I had recently written about how 2013 has been an extremely exciting year for investors in the solar industry, as we have seen Photovoltaic (PV) installations increase tremendously and more and more Americans warm to using solar power. As the solar industry continued to boom, solar stocks naturally had a strong run upwards, especially after First Solar (FSLR) announced very bullish 2013 forecasts. However, FSLR has now retraced a little, and it's worth looking into why.
FSLR suffered a drop on Tuesday May 7 of around 9% after reporting its Q1 2013 results of revenue of $755 million, a decrease of $320 million from Q4 2012. The decrease in revenue was attributed to lower revenue from FSLR's Topaz project in California, construction delays with the AVSR project, and lower manufacturing utilization (which had been previously planned as FSLR planned to upgrade production lines). It is generally expected that Q2 2013 results will be stronger, and FSLR management still appears confident that their previous bullish forecasts for the full year of 2013 will be met.
Overall, despite its slight drop in share price, I would not regard FSLR's recent results as particularly disappointing or unexpected. On first glance it may look like a severe decrease for earnings to decline by $320 million from the previous quarter, but Q4 2012 was something of an outlier, and earnings were still well up year-over-year. $755 million in revenue was actually better than the analysts prediction of $726 million, and it is only in their profit per share (69 cents instead of the expected profit per share of 75 cents) where FSLR fell short. The real test will be in Q2 2013 and future quarters to see if FSLR can meet its bullish forecasts.
A look at the past performance of FSLR shows that it has been a volatile stock over the years, and its drop upon announcing its Q1 2013 earnings was still not particularly large, especially considering how it was trading below $30 in early April. The general consensus among analysts appears to be that FSLR is still slightly overextended, and it generally is not being recommended as a buy at its current levels. FSLR has made forecasts all the way to 2015 (though their forecasts there for earnings per share of $4 to $6 leave a wide margin), and if the forecasts are met, it will have proved to be a smart investment.
The main competitor to FSLR and the second highest American solar stock by market cap, SPWR had strong Q1 2013 earnings and now trades at its 52 week highs (though unlike FSLR, it is not profitable). Revenue increased substantially from America (as to be expected), and SPWR also saw a surge in demand from Japan. During Q1 2013 SPWR released its new X-series panel (with world record efficiency of 21.5%), commenced construction of its 579 MW Antelope Valley Solar project, and began to complete the construction of its California Valley Solar Ranch project. These new projects are expected to add around $3.5 billion in revenue between 2013 and 2016. For those confident in the continued growth of the solar industry, it would seem that SPWR is a reasonable investment, as I believe it has very reasonable chances of achieving profitability in future.

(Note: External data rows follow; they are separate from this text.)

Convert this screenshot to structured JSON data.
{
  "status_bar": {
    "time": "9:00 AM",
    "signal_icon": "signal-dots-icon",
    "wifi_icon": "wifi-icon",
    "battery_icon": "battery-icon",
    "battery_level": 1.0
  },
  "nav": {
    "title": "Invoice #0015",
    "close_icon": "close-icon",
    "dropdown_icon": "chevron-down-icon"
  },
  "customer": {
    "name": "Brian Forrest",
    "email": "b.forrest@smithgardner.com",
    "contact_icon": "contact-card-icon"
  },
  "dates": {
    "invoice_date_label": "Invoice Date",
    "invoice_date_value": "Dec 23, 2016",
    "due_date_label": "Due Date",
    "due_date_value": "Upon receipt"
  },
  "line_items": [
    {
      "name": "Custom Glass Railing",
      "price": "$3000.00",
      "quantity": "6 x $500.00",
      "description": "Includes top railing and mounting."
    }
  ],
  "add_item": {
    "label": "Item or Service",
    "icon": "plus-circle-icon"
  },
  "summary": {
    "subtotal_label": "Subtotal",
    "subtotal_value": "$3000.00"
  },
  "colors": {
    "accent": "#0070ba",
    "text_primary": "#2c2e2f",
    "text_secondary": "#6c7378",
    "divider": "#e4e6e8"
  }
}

SCTY will release their Q1 2013 results on May 13. While the stock has not announced any truly meaningful news recently, it dropped substantially on May 7, presumably due to a downgrade from Goldman Sacks (GS) from buy to neutral (currently there is a $23 price target on SCTY). Analysts at Needham & Company also adjusted their rating for SCTY on May 7 from buy to hold, and give a price target of $18. It would appear that these analyst upgrades had an effect on SCTY's stock price.
City's past Q4 2012 earnings were not particularly impressive, and the stock dropped a little on March 6 when they were announced. However, since then the stock has risen substantially, not due to any particularly company-specific news but rather because the solar industry has been extremely strong over the past couple of months (as the saying goes, a rising tide lifts all boats). SCTY is one of the main American-based solar stocks behind FSLR and SPWR, and although it holds substantial assets, it is not certain whether it will achieve profitability in the near future.
Other Solar Stocks
There are numerous Chinese-based solar stocks such as Yingli Green (YGE), Trina Solar (TSL) and Suntech (STP) which have followed a slightly different path to American solar stocks, as they were stronger in early 2013 and have now declined (TSL is currently the strongest while STP has lost over two thirds of its value since early 2013). Recently the European Commission has agreed to impose punitive import duties on solar panels from China, which will have a further negative effect on Chinese solar stocks. In my view, Chinese solar stocks carry more risk than the main American solar stocks, and do not represent ideal investments.
Is The Solar Industry Still Strong?
While the industry leader FSLR hit a small setback upon releasing its Q1 2013 results, I believe the bullish outlook for the American solar industry is still valid, and I expect the 3 main American solar stocks (FSLR, SPWR and SCTY) to continue performing well throughout the rest of 2013.